Discipline vs. Punishment

Posted by Brenda Yoho

Have you considered the difference between discipline and punishment? What do they mean to you when you hear them? Have you received discipline and punishment?


You are in your car driving to work. You notice the traffic has caused you to be a little behind on your schedule. Maybe it is because you woke up a little later than usual, and the line at Starbucks was longer than expected.

You see the signs for the speed limit, but you are running late, so you continue to drive, and then flashing lights appear behind you. The reality of the police car pulling you over for speeding and trying to get to work on time by speeding is happening. A ticket is issued, and you are officially late for work. Is this discipline or punishment?


A fight breaks out in the hallway. A girl is on the floor, and several are hitting her while others capture the fight on their cell phones. A staff member breaks up the fight. The police are called to the school. These are middle school aged children, but they are being charged with assault. The school district is also suspending the students involved with the assault. Is this discipline or punishment?


I have provided a couple of examples for your thoughts. But let me give you additional clarification on definitions of discipline and punishment. As I worked in education, I looked at these words and the actions I took very seriously.

When misbehavior occurs, it is due to choices individuals make. Poor choices, I have always stated, provide opportunities for teaching and learning (discipline). The goal when students make a poor choice is not just to stop the behavior but to help the student learn how and why. Children need to see and learn how to grow in making better choices on their own. If this process is skipped, then the behaviors will be repeated.

Punishment is about stopping the behavior and is a reaction to the situation. These can be emotionally motivated and seek immediate pain, and social and emotional discomfort to gain compliance.

Both discipline and punishment seek accountability, responsibility, and consequences for actions. It is how we approach these situations which have long-term effects on the children we serve.

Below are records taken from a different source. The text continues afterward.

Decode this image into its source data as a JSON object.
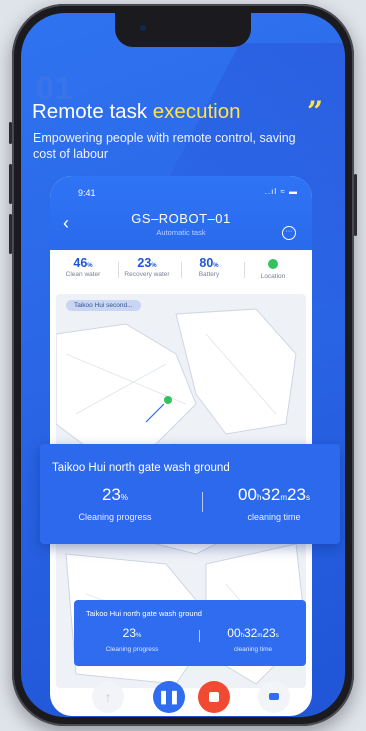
{
  "hero": {
    "number": "01",
    "title_main": "Remote task",
    "title_highlight": "execution",
    "quote_mark": "”",
    "subtitle": "Empowering people with remote  control, saving cost of labour"
  },
  "app": {
    "status_time": "9:41",
    "status_icons": "..ıl ≈ ▬",
    "robot_name": "GS–ROBOT–01",
    "mode": "Automatic task",
    "back_icon": "chevron-left-icon",
    "more_icon": "more-icon"
  },
  "stats": [
    {
      "value": "46",
      "unit": "%",
      "label": "Clean water"
    },
    {
      "value": "23",
      "unit": "%",
      "label": "Recovery water"
    },
    {
      "value": "80",
      "unit": "%",
      "label": "Battery"
    },
    {
      "label": "Location"
    }
  ],
  "map": {
    "location_chip": "Taikoo Hui second..."
  },
  "task_card_large": {
    "title": "Taikoo Hui north gate wash ground",
    "progress_value": "23",
    "progress_unit": "%",
    "progress_label": "Cleaning progress",
    "time_h": "00",
    "time_h_unit": "h",
    "time_m": "32",
    "time_m_unit": "m",
    "time_s": "23",
    "time_s_unit": "s",
    "time_label": "cleaning time"
  },
  "task_card_small": {
    "title": "Taikoo Hui north gate wash ground",
    "progress_value": "23",
    "progress_unit": "%",
    "progress_label": "Cleaning progress",
    "time_h": "00",
    "time_h_unit": "h",
    "time_m": "32",
    "time_m_unit": "m",
    "time_s": "23",
    "time_s_unit": "s",
    "time_label": "cleaning time"
  },
  "controls": {
    "up_icon": "arrow-up-icon",
    "pause_icon": "pause-icon",
    "stop_icon": "stop-icon",
    "camera_icon": "camera-icon"
  },
  "colors": {
    "primary": "#2f6cf0",
    "highlight": "#ffe24a",
    "stop": "#f04a32",
    "location_ok": "#33c25b"
  }
}
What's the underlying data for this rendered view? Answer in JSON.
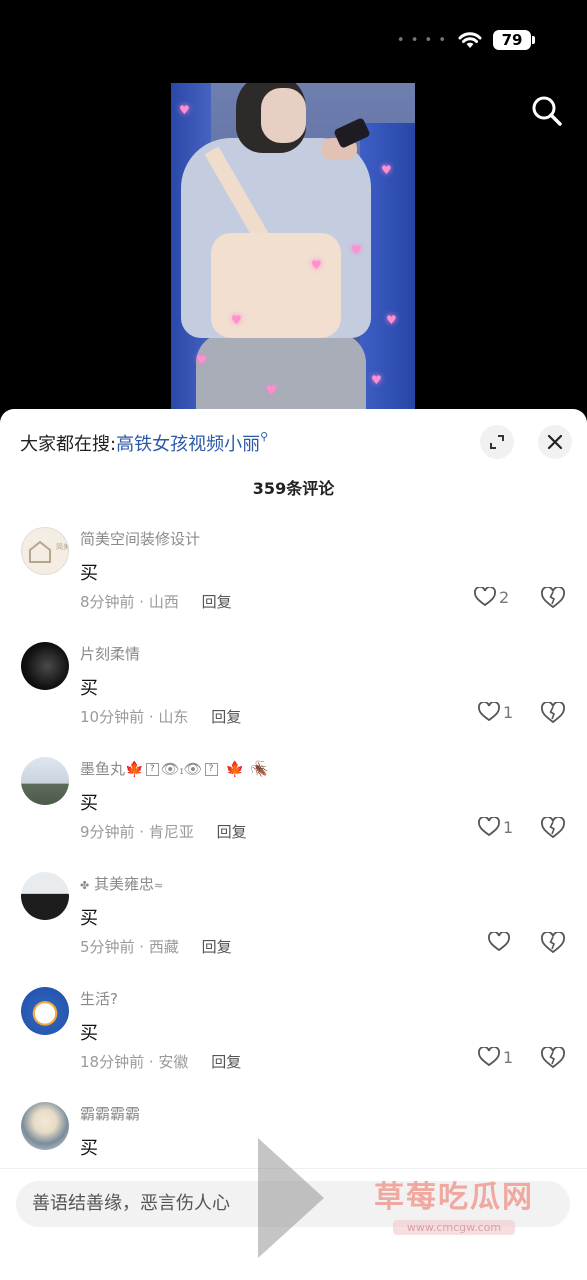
{
  "status_bar": {
    "battery": "79"
  },
  "hot_search": {
    "prefix": "大家都在搜:",
    "link": "高铁女孩视频小丽"
  },
  "comments_count": "359条评论",
  "comments": [
    {
      "name": "简美空间装修设计",
      "text": "买",
      "time_loc": "8分钟前 · 山西",
      "reply": "回复",
      "likes": "2",
      "avatar_text": "简美空间"
    },
    {
      "name": "片刻柔情",
      "text": "买",
      "time_loc": "10分钟前 · 山东",
      "reply": "回复",
      "likes": "1"
    },
    {
      "name": "墨鱼丸",
      "text": "买",
      "time_loc": "9分钟前 · 肯尼亚",
      "reply": "回复",
      "likes": "1"
    },
    {
      "name": "其美雍忠",
      "text": "买",
      "time_loc": "5分钟前 · 西藏",
      "reply": "回复",
      "likes": ""
    },
    {
      "name": "生活?",
      "text": "买",
      "time_loc": "18分钟前 · 安徽",
      "reply": "回复",
      "likes": "1"
    },
    {
      "name": "霸霸霸霸",
      "text": "买",
      "time_loc": "",
      "reply": "",
      "likes": ""
    }
  ],
  "input": {
    "placeholder": "善语结善缘，恶言伤人心"
  },
  "watermark": {
    "title": "草莓吃瓜网",
    "url": "www.cmcgw.com"
  },
  "colors": {
    "link": "#2d5aa8",
    "background": "#000000"
  }
}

The results can be negative or positive in the guidance of their development.


We need to talk more about this subject and how it impacts:

  • Mental Health
  • Core Values
  • Self-Regulation
  • Responsibility
  • Accountability
  • Feeling Good
  • Feeling Safe
  • Problem Solving
  • Self-Awareness

Think about your practices with discipline and punishments. What are the purposes and outcomes of your actions?

"I only have 2 rules!"
© 2024 Brenda Yoho
Designed by  WP Expeditions.       
databasebookusersphone-handsetmiclayers Hide picture